- _Dataset rows describing interfaces_
☆ ☆ ☆ ☆

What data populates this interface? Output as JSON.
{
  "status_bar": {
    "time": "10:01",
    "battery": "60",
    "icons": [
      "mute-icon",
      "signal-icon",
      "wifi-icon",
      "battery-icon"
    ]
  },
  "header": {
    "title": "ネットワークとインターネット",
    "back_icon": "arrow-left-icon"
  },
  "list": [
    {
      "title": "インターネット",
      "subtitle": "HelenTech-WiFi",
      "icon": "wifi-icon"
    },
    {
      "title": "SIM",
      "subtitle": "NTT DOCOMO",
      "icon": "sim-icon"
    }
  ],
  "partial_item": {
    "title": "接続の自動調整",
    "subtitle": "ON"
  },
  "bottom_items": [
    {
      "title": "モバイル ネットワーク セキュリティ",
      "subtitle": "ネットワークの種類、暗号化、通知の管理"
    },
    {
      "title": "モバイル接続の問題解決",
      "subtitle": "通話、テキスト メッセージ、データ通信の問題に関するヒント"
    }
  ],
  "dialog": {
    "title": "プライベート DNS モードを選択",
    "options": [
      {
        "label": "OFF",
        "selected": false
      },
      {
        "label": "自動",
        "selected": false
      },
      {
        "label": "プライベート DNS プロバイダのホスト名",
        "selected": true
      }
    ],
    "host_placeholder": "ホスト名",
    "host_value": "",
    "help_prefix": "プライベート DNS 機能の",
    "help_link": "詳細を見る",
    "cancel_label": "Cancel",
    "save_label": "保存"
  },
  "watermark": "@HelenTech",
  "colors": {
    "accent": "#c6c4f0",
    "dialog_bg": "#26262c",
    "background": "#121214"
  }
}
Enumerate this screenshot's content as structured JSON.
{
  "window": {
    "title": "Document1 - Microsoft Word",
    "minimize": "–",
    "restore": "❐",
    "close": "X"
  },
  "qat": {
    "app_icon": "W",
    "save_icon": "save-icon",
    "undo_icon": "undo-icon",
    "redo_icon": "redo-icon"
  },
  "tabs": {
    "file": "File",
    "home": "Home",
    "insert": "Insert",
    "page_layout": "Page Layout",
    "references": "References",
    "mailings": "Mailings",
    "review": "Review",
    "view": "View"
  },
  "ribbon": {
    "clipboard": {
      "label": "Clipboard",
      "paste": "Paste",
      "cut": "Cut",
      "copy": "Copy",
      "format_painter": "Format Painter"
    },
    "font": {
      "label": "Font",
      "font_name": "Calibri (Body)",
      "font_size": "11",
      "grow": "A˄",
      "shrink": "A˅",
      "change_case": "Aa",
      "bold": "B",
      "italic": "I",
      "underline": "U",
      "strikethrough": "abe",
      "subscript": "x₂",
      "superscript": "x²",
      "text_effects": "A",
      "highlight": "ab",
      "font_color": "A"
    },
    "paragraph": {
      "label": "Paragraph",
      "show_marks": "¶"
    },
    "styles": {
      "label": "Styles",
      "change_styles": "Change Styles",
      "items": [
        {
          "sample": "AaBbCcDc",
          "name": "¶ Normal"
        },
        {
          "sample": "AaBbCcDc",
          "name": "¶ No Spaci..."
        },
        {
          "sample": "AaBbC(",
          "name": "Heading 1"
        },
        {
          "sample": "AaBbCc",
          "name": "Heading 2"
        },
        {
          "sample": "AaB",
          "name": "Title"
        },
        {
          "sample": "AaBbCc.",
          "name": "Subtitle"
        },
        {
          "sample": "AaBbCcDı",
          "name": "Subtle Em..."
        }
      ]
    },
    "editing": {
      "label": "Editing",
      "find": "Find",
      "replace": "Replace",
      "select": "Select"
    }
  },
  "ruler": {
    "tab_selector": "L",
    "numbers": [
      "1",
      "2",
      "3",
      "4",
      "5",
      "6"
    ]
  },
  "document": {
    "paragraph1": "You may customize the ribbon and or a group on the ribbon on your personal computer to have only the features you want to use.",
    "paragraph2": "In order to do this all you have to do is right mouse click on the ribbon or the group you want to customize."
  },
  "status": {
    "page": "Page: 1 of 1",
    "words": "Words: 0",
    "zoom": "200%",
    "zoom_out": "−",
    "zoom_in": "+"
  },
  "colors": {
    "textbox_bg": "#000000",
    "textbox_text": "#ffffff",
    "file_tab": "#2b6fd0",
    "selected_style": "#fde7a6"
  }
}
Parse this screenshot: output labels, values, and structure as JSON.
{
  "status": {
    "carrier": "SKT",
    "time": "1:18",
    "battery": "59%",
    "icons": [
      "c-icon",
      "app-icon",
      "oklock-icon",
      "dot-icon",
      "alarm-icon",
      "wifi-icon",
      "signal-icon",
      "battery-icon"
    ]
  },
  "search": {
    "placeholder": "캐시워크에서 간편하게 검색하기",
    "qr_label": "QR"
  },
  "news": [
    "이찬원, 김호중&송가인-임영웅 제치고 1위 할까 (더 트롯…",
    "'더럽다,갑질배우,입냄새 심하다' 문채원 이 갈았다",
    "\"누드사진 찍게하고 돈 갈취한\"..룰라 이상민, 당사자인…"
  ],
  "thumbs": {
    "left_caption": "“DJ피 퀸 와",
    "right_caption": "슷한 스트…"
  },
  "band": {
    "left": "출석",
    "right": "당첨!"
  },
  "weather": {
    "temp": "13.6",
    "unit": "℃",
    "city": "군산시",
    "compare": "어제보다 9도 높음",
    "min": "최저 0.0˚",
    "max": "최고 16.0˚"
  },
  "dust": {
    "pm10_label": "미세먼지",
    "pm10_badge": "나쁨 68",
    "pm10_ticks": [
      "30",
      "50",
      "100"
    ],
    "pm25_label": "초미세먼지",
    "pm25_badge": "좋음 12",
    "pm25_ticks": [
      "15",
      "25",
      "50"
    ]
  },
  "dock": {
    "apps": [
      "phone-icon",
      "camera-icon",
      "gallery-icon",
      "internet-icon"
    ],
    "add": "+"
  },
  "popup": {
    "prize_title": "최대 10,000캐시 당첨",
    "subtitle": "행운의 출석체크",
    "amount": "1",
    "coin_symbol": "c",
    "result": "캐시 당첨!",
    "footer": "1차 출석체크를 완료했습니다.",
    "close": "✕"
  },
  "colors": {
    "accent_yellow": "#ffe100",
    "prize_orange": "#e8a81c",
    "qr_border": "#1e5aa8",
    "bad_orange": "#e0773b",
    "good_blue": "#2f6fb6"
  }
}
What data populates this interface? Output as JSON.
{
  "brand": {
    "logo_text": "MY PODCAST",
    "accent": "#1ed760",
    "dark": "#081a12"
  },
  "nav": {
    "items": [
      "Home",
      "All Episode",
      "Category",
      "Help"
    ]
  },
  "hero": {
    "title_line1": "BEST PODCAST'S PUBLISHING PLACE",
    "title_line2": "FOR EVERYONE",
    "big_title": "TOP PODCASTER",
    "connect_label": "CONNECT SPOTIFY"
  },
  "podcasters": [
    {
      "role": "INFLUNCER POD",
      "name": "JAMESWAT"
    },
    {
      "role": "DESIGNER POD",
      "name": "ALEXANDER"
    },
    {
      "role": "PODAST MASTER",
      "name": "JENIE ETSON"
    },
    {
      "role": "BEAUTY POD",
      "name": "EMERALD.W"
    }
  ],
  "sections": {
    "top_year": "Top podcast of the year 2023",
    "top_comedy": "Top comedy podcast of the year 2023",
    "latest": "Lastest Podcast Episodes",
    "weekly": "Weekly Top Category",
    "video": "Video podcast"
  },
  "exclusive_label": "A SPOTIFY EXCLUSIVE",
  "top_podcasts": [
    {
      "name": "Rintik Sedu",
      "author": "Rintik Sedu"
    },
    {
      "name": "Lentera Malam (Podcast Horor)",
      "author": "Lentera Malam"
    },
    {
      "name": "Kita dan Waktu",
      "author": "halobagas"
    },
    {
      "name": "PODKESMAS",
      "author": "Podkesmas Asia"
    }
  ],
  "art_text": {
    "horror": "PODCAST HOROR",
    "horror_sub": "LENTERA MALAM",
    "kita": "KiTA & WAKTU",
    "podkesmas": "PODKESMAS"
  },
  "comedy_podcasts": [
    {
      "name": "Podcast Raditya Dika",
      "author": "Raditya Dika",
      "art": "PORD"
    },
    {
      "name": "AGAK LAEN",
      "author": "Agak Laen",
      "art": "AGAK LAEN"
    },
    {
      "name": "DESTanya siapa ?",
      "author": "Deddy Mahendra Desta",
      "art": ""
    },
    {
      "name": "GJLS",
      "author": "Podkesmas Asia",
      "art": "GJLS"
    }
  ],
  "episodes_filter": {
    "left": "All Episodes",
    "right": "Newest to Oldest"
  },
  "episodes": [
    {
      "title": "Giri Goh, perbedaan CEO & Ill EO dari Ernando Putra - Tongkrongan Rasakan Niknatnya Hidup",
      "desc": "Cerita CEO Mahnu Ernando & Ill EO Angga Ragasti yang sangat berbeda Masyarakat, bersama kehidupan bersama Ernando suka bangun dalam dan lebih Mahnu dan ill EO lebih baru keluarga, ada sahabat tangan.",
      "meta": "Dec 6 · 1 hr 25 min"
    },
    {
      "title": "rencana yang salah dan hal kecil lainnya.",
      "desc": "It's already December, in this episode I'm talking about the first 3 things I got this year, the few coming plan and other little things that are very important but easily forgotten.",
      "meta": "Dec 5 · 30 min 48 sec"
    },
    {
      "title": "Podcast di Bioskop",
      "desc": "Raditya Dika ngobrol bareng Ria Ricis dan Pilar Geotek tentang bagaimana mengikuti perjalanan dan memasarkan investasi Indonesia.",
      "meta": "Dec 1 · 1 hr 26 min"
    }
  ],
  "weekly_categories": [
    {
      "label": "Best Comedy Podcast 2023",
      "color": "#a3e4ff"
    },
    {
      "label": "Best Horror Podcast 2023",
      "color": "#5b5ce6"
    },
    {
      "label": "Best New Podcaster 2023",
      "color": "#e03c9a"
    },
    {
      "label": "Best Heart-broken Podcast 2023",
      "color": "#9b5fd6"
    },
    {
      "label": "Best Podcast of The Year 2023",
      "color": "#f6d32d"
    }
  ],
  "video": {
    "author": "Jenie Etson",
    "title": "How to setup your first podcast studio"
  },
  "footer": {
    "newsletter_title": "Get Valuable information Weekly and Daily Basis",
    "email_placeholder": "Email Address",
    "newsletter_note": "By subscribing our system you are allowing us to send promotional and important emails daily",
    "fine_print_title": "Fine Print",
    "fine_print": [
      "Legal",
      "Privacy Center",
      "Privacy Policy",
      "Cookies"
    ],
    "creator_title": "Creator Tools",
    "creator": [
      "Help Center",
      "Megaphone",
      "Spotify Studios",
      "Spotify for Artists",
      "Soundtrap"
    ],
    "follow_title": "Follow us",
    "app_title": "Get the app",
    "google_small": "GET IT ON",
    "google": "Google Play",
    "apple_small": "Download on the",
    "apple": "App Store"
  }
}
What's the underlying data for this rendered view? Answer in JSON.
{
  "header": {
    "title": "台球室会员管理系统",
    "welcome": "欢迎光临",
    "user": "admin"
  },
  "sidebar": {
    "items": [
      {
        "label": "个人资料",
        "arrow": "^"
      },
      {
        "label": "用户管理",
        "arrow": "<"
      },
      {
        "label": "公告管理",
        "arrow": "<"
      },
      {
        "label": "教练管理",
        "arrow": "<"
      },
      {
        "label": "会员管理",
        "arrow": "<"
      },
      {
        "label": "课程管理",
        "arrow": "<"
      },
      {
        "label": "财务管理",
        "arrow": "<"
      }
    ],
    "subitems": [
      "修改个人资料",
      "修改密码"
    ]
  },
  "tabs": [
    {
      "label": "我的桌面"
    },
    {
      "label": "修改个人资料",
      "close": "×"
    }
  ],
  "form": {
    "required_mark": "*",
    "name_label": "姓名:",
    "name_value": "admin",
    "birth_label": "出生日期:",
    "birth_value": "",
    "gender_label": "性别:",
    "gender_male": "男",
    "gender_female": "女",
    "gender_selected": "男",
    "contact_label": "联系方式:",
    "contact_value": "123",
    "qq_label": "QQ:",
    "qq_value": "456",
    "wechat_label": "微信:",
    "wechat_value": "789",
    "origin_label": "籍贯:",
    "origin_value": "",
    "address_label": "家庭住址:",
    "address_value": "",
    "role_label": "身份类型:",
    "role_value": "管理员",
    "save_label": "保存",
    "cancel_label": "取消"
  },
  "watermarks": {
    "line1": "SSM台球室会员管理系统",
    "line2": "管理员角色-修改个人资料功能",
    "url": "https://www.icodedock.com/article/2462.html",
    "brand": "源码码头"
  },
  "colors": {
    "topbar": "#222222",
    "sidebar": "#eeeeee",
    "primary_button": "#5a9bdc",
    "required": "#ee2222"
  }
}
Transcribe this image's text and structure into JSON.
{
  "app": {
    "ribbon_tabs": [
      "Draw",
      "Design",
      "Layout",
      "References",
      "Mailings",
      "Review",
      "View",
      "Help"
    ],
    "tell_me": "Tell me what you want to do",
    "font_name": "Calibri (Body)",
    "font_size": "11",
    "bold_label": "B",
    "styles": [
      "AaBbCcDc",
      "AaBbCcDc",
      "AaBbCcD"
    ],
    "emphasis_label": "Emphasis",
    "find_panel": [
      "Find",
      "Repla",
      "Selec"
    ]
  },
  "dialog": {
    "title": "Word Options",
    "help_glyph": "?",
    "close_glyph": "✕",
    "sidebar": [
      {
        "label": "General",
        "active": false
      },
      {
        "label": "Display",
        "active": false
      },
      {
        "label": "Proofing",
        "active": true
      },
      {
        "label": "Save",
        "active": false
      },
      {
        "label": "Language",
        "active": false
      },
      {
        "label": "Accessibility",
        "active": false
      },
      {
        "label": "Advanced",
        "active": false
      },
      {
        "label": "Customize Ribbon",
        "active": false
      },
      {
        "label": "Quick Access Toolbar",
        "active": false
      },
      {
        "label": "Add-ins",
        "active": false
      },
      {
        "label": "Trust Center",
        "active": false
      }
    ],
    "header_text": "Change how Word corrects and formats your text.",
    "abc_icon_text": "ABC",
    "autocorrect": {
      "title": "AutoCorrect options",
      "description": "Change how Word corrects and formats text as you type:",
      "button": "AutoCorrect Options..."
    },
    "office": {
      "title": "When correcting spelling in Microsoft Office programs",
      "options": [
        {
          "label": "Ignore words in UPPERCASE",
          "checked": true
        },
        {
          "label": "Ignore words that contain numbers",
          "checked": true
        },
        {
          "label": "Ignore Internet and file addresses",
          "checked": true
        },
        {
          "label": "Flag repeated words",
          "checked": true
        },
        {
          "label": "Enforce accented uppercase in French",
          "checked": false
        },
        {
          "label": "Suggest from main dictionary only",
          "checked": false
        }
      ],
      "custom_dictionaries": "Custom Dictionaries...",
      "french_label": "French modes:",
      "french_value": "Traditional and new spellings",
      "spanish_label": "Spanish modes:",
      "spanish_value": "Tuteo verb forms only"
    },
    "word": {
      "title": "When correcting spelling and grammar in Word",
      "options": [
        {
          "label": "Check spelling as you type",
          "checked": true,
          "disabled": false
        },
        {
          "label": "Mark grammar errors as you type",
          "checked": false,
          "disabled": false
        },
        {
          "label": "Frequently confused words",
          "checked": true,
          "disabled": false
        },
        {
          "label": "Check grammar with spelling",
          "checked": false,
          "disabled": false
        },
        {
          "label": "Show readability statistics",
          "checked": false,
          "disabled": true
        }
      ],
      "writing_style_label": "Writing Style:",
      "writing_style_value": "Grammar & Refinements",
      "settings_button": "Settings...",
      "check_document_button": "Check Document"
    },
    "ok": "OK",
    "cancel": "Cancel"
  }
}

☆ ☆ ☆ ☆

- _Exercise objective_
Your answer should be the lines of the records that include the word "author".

- _Output of the exercise_
      "author": "Rintik Sedu"
      "author": "Lentera Malam"
      "author": "halobagas"
      "author": "Podkesmas Asia"
      "author": "Raditya Dika",
      "author": "Agak Laen",
      "author": "Deddy Mahendra Desta",
      "author": "Podkesmas Asia",
    "author": "Jenie Etson",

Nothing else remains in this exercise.